A Pennsylvania man pleaded guilty today to charges stemming from his participation in a scheme to hack into computer networks and sell access to those networks.
The guilty plea was announced by Acting Assistant Attorney General Mythili Raman of the Justice Department’s Criminal Division and U.S. Attorney Carmen M. Ortiz of the District of Massachusetts.
Andrew James Miller, 23, of Devon, Penn., pleaded guilty before U.S. District Judge Mark Wolf in the District of Massachusetts to one count of conspiracy and two counts of computer intrusion.
According to court documents, from 2008 to 2011, Miller remotely hacked into a variety of computers located in Massachusetts and elsewhere, and, in some instances, surreptitiously installed “backdoors” into those computers. These “backdoors” were designed to provide future administrator-level, or “root,” access to the compromised computers. According to court documents, Miller obtained log-in credentials to the compromised computers. He and his co-conspirators then sold access to these backdoors, as well as other log-in credentials. The access sold by Miller and his co-conspirators allowed unauthorized people to access various commercial, education and government computer networks.
Judge Wolf scheduled sentencing for Nov. 19, 2013. The maximum penalty for the conspiracy count is five years in prison. One of the computer intrusion counts carries a maximum penalty of five years in prison and the other, involving intentional damage to a protected computer, carries a maximum penalty of 10 years in prison.

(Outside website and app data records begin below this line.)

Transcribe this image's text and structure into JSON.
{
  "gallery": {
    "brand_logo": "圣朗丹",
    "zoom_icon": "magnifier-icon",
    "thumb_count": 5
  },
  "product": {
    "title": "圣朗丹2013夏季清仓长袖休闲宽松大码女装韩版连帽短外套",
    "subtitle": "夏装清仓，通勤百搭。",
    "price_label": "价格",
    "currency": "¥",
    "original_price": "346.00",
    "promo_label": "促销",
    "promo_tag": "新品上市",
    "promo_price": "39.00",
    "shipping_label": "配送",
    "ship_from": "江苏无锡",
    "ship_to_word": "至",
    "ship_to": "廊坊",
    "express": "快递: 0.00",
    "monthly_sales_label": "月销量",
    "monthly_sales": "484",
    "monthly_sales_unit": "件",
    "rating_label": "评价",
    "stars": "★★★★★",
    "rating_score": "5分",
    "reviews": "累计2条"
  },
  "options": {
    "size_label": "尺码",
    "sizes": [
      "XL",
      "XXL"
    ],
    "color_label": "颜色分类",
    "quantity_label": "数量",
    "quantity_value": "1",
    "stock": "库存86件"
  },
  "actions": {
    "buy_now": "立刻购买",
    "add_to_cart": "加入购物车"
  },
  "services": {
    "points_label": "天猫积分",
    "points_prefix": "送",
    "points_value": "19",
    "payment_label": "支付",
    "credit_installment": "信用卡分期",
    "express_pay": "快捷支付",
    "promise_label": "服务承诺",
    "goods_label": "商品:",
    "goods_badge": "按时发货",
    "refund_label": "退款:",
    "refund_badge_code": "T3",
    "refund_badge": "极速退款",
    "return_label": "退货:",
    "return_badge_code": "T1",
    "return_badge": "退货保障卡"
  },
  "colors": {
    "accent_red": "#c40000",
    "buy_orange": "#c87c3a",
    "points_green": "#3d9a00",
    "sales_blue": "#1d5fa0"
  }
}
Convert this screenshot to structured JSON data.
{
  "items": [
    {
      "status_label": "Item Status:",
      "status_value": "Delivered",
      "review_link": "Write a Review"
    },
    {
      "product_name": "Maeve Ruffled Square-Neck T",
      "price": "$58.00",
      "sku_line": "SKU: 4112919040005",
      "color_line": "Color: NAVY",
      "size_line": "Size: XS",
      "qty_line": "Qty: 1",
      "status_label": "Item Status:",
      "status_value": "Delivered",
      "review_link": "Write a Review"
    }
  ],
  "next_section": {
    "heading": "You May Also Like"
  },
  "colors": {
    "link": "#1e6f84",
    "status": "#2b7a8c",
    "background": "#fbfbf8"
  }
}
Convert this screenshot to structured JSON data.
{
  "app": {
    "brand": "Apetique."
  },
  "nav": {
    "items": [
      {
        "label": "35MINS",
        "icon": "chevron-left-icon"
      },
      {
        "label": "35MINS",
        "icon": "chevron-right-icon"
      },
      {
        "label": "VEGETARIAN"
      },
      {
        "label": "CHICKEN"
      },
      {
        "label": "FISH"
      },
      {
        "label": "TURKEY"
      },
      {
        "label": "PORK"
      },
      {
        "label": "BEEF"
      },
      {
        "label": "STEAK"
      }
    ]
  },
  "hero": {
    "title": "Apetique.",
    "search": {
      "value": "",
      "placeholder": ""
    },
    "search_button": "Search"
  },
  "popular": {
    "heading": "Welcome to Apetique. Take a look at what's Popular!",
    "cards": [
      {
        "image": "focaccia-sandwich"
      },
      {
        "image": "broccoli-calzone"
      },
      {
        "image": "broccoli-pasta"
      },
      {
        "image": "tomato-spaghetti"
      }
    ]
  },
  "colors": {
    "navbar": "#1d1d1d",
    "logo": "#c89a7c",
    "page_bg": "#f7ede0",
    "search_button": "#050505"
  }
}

The case was investigated by the FBI. It is being prosecuted by Trial Attorney Mona Sedky of the Criminal Division’s Computer Crime and Intellectual Property Section and Assistant U.S. Attorney Adam Bookbinder of the U.S. Attorney’s Office for the District of Massachusetts.